$a_{n}=a_{1}⋅r_{n−1}$

The first four terms of a geometric sequence are $96,48,24,and12.$ Find the explicit rule describing the geometric sequence. Then, use the rule to find the eighth term of the sequence.

Show Solution

To write the explicit rule for the sequence, we first have to find the common ratio, $r$. To do so, we can divide any term in the sequence by the term that precedes it. Let's use the second and first term. $r=9648 =0.5$ Substituting $r=0.5$ and $a_{1}=96$ into the general rule for geometric sequences gives the desired rule. $a_{n}=a_{1}⋅r_{n−1}⇒a_{n}=96⋅0.5_{n−1}$ Now, we can find the eighth term in the sequence by substituting $n=8$ into the rule above.

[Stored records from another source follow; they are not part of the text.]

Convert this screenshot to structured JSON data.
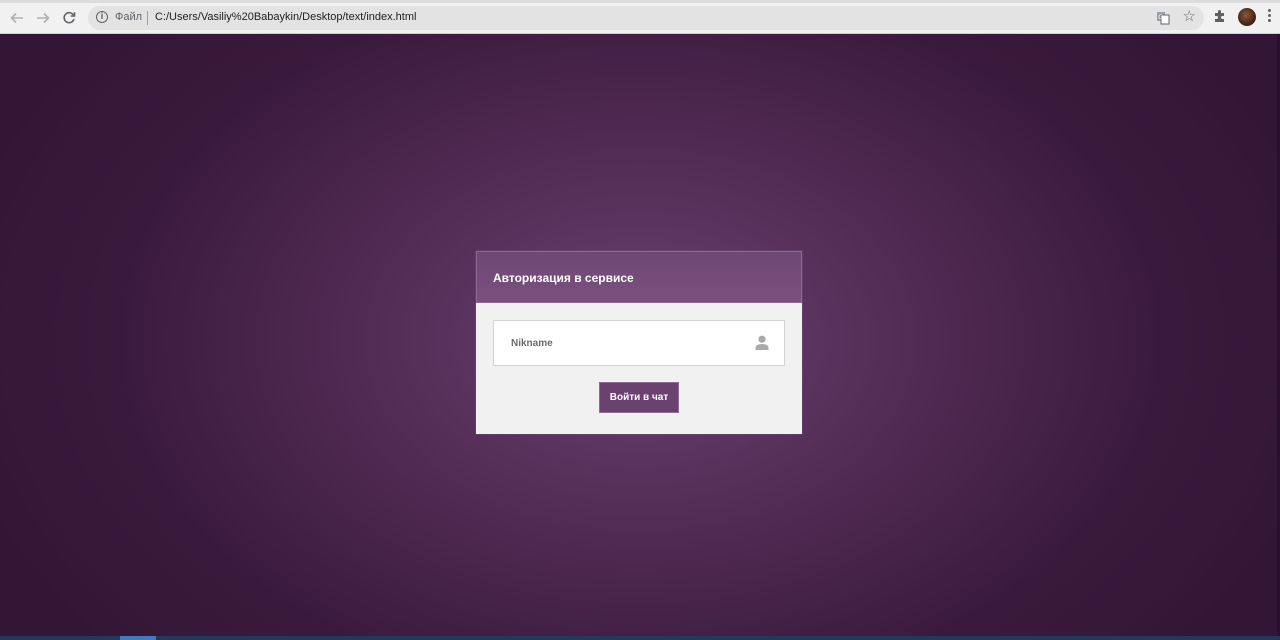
{
  "browser": {
    "scheme_label": "Файл",
    "url": "C:/Users/Vasiliy%20Babaykin/Desktop/text/index.html",
    "icons": [
      "back-arrow-icon",
      "forward-arrow-icon",
      "reload-icon",
      "info-icon",
      "translate-icon",
      "star-icon",
      "extensions-icon",
      "avatar",
      "menu-icon"
    ]
  },
  "auth": {
    "title": "Авторизация в сервисе",
    "nickname_placeholder": "Nikname",
    "nickname_value": "",
    "submit_label": "Войти в чат",
    "icon": "user-icon"
  },
  "colors": {
    "page_background": "#4e2850",
    "header_background": "#7a507e",
    "button_background": "#6a416f",
    "card_background": "#f1f1f1"
  }
}
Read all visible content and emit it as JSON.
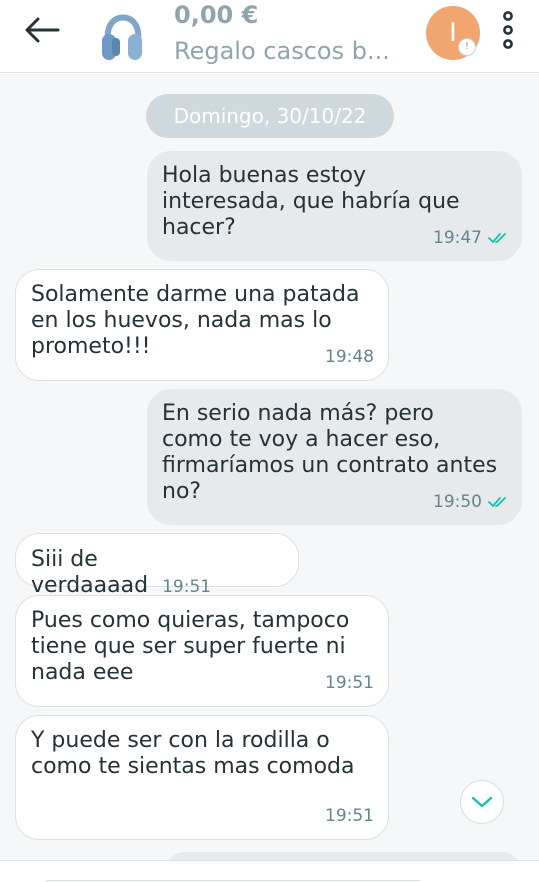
{
  "header": {
    "price": "0,00 €",
    "title": "Regalo cascos b...",
    "avatar_initial": "I",
    "avatar_badge": "!",
    "back_icon": "arrow-left-icon",
    "menu_icon": "more-vertical-icon",
    "thumb_icon": "headphones-icon"
  },
  "chat": {
    "date": "Domingo, 30/10/22",
    "messages": [
      {
        "dir": "out",
        "text": "Hola buenas estoy\ninteresada, que habría que\nhacer?",
        "time": "19:47",
        "read": true
      },
      {
        "dir": "in",
        "text": "Solamente darme una patada\nen los huevos, nada mas lo\nprometo!!!",
        "time": "19:48"
      },
      {
        "dir": "out",
        "text": "En serio nada más? pero\ncomo te voy a hacer eso,\nfirmaríamos un contrato antes\nno?",
        "time": "19:50",
        "read": true
      },
      {
        "dir": "in",
        "text": "Siii de verdaaaad",
        "time": "19:51"
      },
      {
        "dir": "in",
        "text": "Pues como quieras, tampoco\ntiene que ser super fuerte ni\nnada eee",
        "time": "19:51"
      },
      {
        "dir": "in",
        "text": "Y puede ser con la rodilla o\ncomo te sientas mas comoda",
        "time": "19:51"
      }
    ]
  },
  "colors": {
    "accent": "#13c1ac",
    "avatar": "#f2a66f",
    "muted_text": "#90a4ae",
    "time_text": "#62858f",
    "outgoing_bubble": "#e6eaec",
    "date_pill": "#cfd8dc"
  }
}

$a_{n}=96⋅0.5_{n−1}$

Substitute$n=8$

$a_{8}=96⋅0.5_{8−1}$

SubTermSubtract term

$a_{8}=96⋅0.5_{7}$

UseCalcUse a calculator

$a_{8}=0.75$

For a geometric sequence, it is known that the common ratio is positive, and that $a_{2}=4anda_{4}=64.$ Find the explicit rule for the sequence and give its first six terms.

Show Solution

The terms we've been given are not consecutive. Therefore, we can't directly find $r.$ However, the terms $a_{2}$ and $a_{4}$ are $2$ positions apart, so the ratio between them must be $r_{2}.$

This gives the equation $a_{2}a_{4} =r_{2},$ which we can solve for $r.$

$a_{2}a_{4} =r_{2}$

$464 =r_{2}$

CalcQuotCalculate quotient

$16=r_{2}$

RearrangeEqnRearrange equation

$r_{2}=16$

SqrtEqn$LHS =RHS $

$r=±16 $

CalcRootCalculate root

$r=±4$

$r>0$

$r=4$

Now that we know the common ratio, we have to find $a_{1}$ as well, to be able to write the explicit rule. Knowing one term, a subsequent one can by found by multiplying by $r.$ Therefore, a previous term is instead found by dividing by $r.$ Using $a_{2}$ and $r$ this way, we can find $a_{1}.$ $a_{1}=ra_{2} ⇒a_{1}=44 =1$ With $a_{1}$ and $r,$ we have enough information to state the explicit rule.

The desired explicit rule is $a_{n}=4_{n−1}.$ We already know the terms $a_{1},a_{2},$ and $a_{4}.$ Let's use the rule to find the remaining three.

$a_{n}=4_{n−1}$

Substitute$n=3$

$a_{3}=4_{3−1}$

SubTermSubtract term

$a_{3}=4_{2}$

CalcPowCalculate power

$a_{3}=16$

The terms $a_{5}$ and $a_{6}$ are evaluated similarly.

$n$ | $4_{n−1}$ | $a_{n}$ |
---|---|---|

$3$ | $4_{3−1}$ | $16$ |

$5$ | $4_{5−1}$ | $256$ |

$6$ | $4_{6−1}$ | $1024$ |

Thus, the first six terms of the sequence are $1,4,16,64,256,and1024.$

Pelle's good friend, Lisa, decides to play a trick on Pelle. While he is away, she rearranges his pellets so that they are grouped in a geometric sequence instead of an arithmetic one. The first group has $2$ pellets, the second has $6,$ the third has $18,$ and so on. Find a rule describing this sequence. After finishing the seventh group, Lisa counted $3273$ remaining pellets. Use the rule to figure out whether there are enough to make an eighth group.

Show Solution

To begin, we'll write the explicit rule describing this particular geometric sequence. It is given that $a_{1}=2.$ To find the common ratio, $r,$ we can divide the second term by the first. $r=26 =3$ To write the rule, we can substitute $a_{1}=2$ and $r=3$ into the general rule for geometric sequences. $a_{n}=a_{1}⋅r_{n−1}⇒a_{n}=2⋅3_{n−1}$ To find if there are enough pellets to finish the eighth group, we must know the eighth term in the sequence. We'll substitute $n=8$ into the rule.

$a_{n}=2⋅3_{n−1}$

Substitute$n=8$

$a_{8}=2⋅3_{8−1}$

SubTermSubtract term

$a_{8}=2⋅3_{7}$

CalcPowCalculate power

$a_{8}=2⋅2187$

MultiplyMultiply

$a_{8}=4374$

{{ 'mldesktop-placeholder-grade' | message }} {{ article.displayTitle }}!

{{ exercise.headTitle }}

{{ 'ml-heading-exercise' | message }} {{ focusmode.exercise.exerciseName }}